### Task prompt
An exact copy of every record below is what's needed here.

### Available data

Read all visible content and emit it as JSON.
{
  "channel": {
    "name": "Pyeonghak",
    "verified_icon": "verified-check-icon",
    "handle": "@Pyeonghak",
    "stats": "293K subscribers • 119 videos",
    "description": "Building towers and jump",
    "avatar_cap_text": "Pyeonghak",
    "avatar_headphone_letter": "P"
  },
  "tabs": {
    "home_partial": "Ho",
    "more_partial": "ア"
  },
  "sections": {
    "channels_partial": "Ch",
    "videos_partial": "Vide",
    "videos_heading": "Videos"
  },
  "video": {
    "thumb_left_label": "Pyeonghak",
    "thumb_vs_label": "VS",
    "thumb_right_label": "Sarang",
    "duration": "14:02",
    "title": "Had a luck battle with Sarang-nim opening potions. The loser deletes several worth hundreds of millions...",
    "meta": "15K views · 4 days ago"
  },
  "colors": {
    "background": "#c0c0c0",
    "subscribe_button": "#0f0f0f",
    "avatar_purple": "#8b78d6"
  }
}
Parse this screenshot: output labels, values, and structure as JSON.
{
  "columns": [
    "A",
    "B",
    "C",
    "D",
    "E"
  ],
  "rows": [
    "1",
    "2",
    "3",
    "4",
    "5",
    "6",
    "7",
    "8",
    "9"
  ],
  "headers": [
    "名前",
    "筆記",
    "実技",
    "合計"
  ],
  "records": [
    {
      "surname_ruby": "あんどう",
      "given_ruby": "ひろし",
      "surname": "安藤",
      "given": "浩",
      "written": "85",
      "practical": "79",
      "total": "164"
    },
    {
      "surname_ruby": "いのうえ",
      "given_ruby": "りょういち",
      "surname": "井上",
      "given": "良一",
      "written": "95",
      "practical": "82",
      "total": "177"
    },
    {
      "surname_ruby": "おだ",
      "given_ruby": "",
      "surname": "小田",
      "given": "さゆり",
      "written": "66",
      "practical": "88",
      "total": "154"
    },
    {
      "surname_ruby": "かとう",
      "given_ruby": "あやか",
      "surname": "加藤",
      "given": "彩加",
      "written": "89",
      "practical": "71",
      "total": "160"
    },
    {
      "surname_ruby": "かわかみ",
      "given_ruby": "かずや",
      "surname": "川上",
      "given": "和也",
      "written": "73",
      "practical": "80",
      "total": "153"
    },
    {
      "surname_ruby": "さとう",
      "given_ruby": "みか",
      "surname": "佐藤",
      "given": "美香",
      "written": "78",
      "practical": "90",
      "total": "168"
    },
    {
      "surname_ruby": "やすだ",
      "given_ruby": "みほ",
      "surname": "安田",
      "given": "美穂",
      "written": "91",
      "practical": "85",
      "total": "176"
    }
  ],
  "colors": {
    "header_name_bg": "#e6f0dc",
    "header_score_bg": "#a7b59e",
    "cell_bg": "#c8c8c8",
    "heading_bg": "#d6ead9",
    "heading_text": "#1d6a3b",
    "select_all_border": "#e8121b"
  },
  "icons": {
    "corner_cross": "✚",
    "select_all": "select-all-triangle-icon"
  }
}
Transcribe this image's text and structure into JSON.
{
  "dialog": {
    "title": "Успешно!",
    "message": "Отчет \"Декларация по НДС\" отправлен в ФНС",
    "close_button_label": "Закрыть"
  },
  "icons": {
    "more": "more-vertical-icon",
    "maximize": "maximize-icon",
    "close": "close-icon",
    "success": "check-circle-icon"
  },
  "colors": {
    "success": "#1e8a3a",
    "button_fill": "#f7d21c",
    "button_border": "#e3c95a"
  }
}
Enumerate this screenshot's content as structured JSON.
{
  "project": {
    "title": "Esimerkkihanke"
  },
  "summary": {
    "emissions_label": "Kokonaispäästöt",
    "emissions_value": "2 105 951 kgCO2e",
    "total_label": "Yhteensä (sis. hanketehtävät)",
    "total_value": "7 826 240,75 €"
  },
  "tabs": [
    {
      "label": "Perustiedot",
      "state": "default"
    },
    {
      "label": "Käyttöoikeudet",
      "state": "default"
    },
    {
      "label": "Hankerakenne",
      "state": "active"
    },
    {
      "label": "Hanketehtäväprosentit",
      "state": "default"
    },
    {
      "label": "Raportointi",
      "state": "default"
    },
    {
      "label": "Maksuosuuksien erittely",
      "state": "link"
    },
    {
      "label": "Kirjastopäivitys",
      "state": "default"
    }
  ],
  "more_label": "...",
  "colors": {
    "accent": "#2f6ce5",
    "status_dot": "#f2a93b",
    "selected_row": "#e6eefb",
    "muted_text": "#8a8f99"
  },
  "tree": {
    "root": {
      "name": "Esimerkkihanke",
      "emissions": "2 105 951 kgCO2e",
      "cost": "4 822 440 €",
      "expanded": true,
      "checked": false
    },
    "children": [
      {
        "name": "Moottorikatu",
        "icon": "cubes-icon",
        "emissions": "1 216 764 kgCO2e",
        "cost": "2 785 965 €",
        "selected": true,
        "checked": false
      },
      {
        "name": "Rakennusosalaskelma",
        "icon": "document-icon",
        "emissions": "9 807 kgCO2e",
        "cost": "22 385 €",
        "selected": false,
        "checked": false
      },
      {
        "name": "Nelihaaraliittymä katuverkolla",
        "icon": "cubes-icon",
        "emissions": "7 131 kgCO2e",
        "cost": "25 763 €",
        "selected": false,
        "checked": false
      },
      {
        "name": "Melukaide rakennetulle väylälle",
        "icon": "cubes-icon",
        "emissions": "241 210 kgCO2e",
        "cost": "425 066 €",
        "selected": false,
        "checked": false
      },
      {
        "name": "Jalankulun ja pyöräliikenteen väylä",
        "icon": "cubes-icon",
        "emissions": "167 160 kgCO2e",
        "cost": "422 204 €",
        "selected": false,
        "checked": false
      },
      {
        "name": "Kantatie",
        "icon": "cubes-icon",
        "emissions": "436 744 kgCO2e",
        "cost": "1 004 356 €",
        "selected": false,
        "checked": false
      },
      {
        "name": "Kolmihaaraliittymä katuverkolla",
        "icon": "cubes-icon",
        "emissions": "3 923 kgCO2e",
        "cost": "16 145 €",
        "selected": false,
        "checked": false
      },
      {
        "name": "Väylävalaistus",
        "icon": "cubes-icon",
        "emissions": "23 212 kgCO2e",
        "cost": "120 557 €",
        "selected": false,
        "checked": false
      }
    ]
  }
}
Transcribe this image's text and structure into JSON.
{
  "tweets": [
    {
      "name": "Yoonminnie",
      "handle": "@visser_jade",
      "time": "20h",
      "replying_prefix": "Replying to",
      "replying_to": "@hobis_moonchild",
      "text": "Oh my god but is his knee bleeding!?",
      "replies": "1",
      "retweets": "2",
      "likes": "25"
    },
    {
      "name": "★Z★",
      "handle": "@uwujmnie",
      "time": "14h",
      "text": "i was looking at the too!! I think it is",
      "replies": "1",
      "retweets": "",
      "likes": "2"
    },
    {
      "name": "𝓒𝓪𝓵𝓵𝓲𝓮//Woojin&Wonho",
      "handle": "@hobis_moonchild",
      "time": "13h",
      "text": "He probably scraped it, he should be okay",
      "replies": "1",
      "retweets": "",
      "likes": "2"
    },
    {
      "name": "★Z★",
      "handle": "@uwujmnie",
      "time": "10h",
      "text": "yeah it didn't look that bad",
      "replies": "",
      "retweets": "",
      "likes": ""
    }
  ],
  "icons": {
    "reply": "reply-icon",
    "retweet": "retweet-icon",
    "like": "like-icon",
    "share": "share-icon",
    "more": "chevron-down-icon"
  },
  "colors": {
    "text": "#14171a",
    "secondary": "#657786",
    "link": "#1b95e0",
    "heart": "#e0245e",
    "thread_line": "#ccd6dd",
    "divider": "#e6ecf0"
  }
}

### Solution
Read all visible content and emit it as JSON.
{
  "channel": {
    "name": "Pyeonghak",
    "verified_icon": "verified-check-icon",
    "handle": "@Pyeonghak",
    "stats": "293K subscribers • 119 videos",
    "description": "Building towers and jump",
    "avatar_cap_text": "Pyeonghak",
    "avatar_headphone_letter": "P"
  },
  "tabs": {
    "home_partial": "Ho",
    "more_partial": "ア"
  },
  "sections": {
    "channels_partial": "Ch",
    "videos_partial": "Vide",
    "videos_heading": "Videos"
  },
  "video": {
    "thumb_left_label": "Pyeonghak",
    "thumb_vs_label": "VS",
    "thumb_right_label": "Sarang",
    "duration": "14:02",
    "title": "Had a luck battle with Sarang-nim opening potions. The loser deletes several worth hundreds of millions...",
    "meta": "15K views · 4 days ago"
  },
  "colors": {
    "background": "#c0c0c0",
    "subscribe_button": "#0f0f0f",
    "avatar_purple": "#8b78d6"
  }
}
Parse this screenshot: output labels, values, and structure as JSON.
{
  "columns": [
    "A",
    "B",
    "C",
    "D",
    "E"
  ],
  "rows": [
    "1",
    "2",
    "3",
    "4",
    "5",
    "6",
    "7",
    "8",
    "9"
  ],
  "headers": [
    "名前",
    "筆記",
    "実技",
    "合計"
  ],
  "records": [
    {
      "surname_ruby": "あんどう",
      "given_ruby": "ひろし",
      "surname": "安藤",
      "given": "浩",
      "written": "85",
      "practical": "79",
      "total": "164"
    },
    {
      "surname_ruby": "いのうえ",
      "given_ruby": "りょういち",
      "surname": "井上",
      "given": "良一",
      "written": "95",
      "practical": "82",
      "total": "177"
    },
    {
      "surname_ruby": "おだ",
      "given_ruby": "",
      "surname": "小田",
      "given": "さゆり",
      "written": "66",
      "practical": "88",
      "total": "154"
    },
    {
      "surname_ruby": "かとう",
      "given_ruby": "あやか",
      "surname": "加藤",
      "given": "彩加",
      "written": "89",
      "practical": "71",
      "total": "160"
    },
    {
      "surname_ruby": "かわかみ",
      "given_ruby": "かずや",
      "surname": "川上",
      "given": "和也",
      "written": "73",
      "practical": "80",
      "total": "153"
    },
    {
      "surname_ruby": "さとう",
      "given_ruby": "みか",
      "surname": "佐藤",
      "given": "美香",
      "written": "78",
      "practical": "90",
      "total": "168"
    },
    {
      "surname_ruby": "やすだ",
      "given_ruby": "みほ",
      "surname": "安田",
      "given": "美穂",
      "written": "91",
      "practical": "85",
      "total": "176"
    }
  ],
  "colors": {
    "header_name_bg": "#e6f0dc",
    "header_score_bg": "#a7b59e",
    "cell_bg": "#c8c8c8",
    "heading_bg": "#d6ead9",
    "heading_text": "#1d6a3b",
    "select_all_border": "#e8121b"
  },
  "icons": {
    "corner_cross": "✚",
    "select_all": "select-all-triangle-icon"
  }
}
Transcribe this image's text and structure into JSON.
{
  "dialog": {
    "title": "Успешно!",
    "message": "Отчет \"Декларация по НДС\" отправлен в ФНС",
    "close_button_label": "Закрыть"
  },
  "icons": {
    "more": "more-vertical-icon",
    "maximize": "maximize-icon",
    "close": "close-icon",
    "success": "check-circle-icon"
  },
  "colors": {
    "success": "#1e8a3a",
    "button_fill": "#f7d21c",
    "button_border": "#e3c95a"
  }
}
Enumerate this screenshot's content as structured JSON.
{
  "project": {
    "title": "Esimerkkihanke"
  },
  "summary": {
    "emissions_label": "Kokonaispäästöt",
    "emissions_value": "2 105 951 kgCO2e",
    "total_label": "Yhteensä (sis. hanketehtävät)",
    "total_value": "7 826 240,75 €"
  },
  "tabs": [
    {
      "label": "Perustiedot",
      "state": "default"
    },
    {
      "label": "Käyttöoikeudet",
      "state": "default"
    },
    {
      "label": "Hankerakenne",
      "state": "active"
    },
    {
      "label": "Hanketehtäväprosentit",
      "state": "default"
    },
    {
      "label": "Raportointi",
      "state": "default"
    },
    {
      "label": "Maksuosuuksien erittely",
      "state": "link"
    },
    {
      "label": "Kirjastopäivitys",
      "state": "default"
    }
  ],
  "more_label": "...",
  "colors": {
    "accent": "#2f6ce5",
    "status_dot": "#f2a93b",
    "selected_row": "#e6eefb",
    "muted_text": "#8a8f99"
  },
  "tree": {
    "root": {
      "name": "Esimerkkihanke",
      "emissions": "2 105 951 kgCO2e",
      "cost": "4 822 440 €",
      "expanded": true,
      "checked": false
    },
    "children": [
      {
        "name": "Moottorikatu",
        "icon": "cubes-icon",
        "emissions": "1 216 764 kgCO2e",
        "cost": "2 785 965 €",
        "selected": true,
        "checked": false
      },
      {
        "name": "Rakennusosalaskelma",
        "icon": "document-icon",
        "emissions": "9 807 kgCO2e",
        "cost": "22 385 €",
        "selected": false,
        "checked": false
      },
      {
        "name": "Nelihaaraliittymä katuverkolla",
        "icon": "cubes-icon",
        "emissions": "7 131 kgCO2e",
        "cost": "25 763 €",
        "selected": false,
        "checked": false
      },
      {
        "name": "Melukaide rakennetulle väylälle",
        "icon": "cubes-icon",
        "emissions": "241 210 kgCO2e",
        "cost": "425 066 €",
        "selected": false,
        "checked": false
      },
      {
        "name": "Jalankulun ja pyöräliikenteen väylä",
        "icon": "cubes-icon",
        "emissions": "167 160 kgCO2e",
        "cost": "422 204 €",
        "selected": false,
        "checked": false
      },
      {
        "name": "Kantatie",
        "icon": "cubes-icon",
        "emissions": "436 744 kgCO2e",
        "cost": "1 004 356 €",
        "selected": false,
        "checked": false
      },
      {
        "name": "Kolmihaaraliittymä katuverkolla",
        "icon": "cubes-icon",
        "emissions": "3 923 kgCO2e",
        "cost": "16 145 €",
        "selected": false,
        "checked": false
      },
      {
        "name": "Väylävalaistus",
        "icon": "cubes-icon",
        "emissions": "23 212 kgCO2e",
        "cost": "120 557 €",
        "selected": false,
        "checked": false
      }
    ]
  }
}
Transcribe this image's text and structure into JSON.
{
  "tweets": [
    {
      "name": "Yoonminnie",
      "handle": "@visser_jade",
      "time": "20h",
      "replying_prefix": "Replying to",
      "replying_to": "@hobis_moonchild",
      "text": "Oh my god but is his knee bleeding!?",
      "replies": "1",
      "retweets": "2",
      "likes": "25"
    },
    {
      "name": "★Z★",
      "handle": "@uwujmnie",
      "time": "14h",
      "text": "i was looking at the too!! I think it is",
      "replies": "1",
      "retweets": "",
      "likes": "2"
    },
    {
      "name": "𝓒𝓪𝓵𝓵𝓲𝓮//Woojin&Wonho",
      "handle": "@hobis_moonchild",
      "time": "13h",
      "text": "He probably scraped it, he should be okay",
      "replies": "1",
      "retweets": "",
      "likes": "2"
    },
    {
      "name": "★Z★",
      "handle": "@uwujmnie",
      "time": "10h",
      "text": "yeah it didn't look that bad",
      "replies": "",
      "retweets": "",
      "likes": ""
    }
  ],
  "icons": {
    "reply": "reply-icon",
    "retweet": "retweet-icon",
    "like": "like-icon",
    "share": "share-icon",
    "more": "chevron-down-icon"
  },
  "colors": {
    "text": "#14171a",
    "secondary": "#657786",
    "link": "#1b95e0",
    "heart": "#e0245e",
    "thread_line": "#ccd6dd",
    "divider": "#e6ecf0"
  }
}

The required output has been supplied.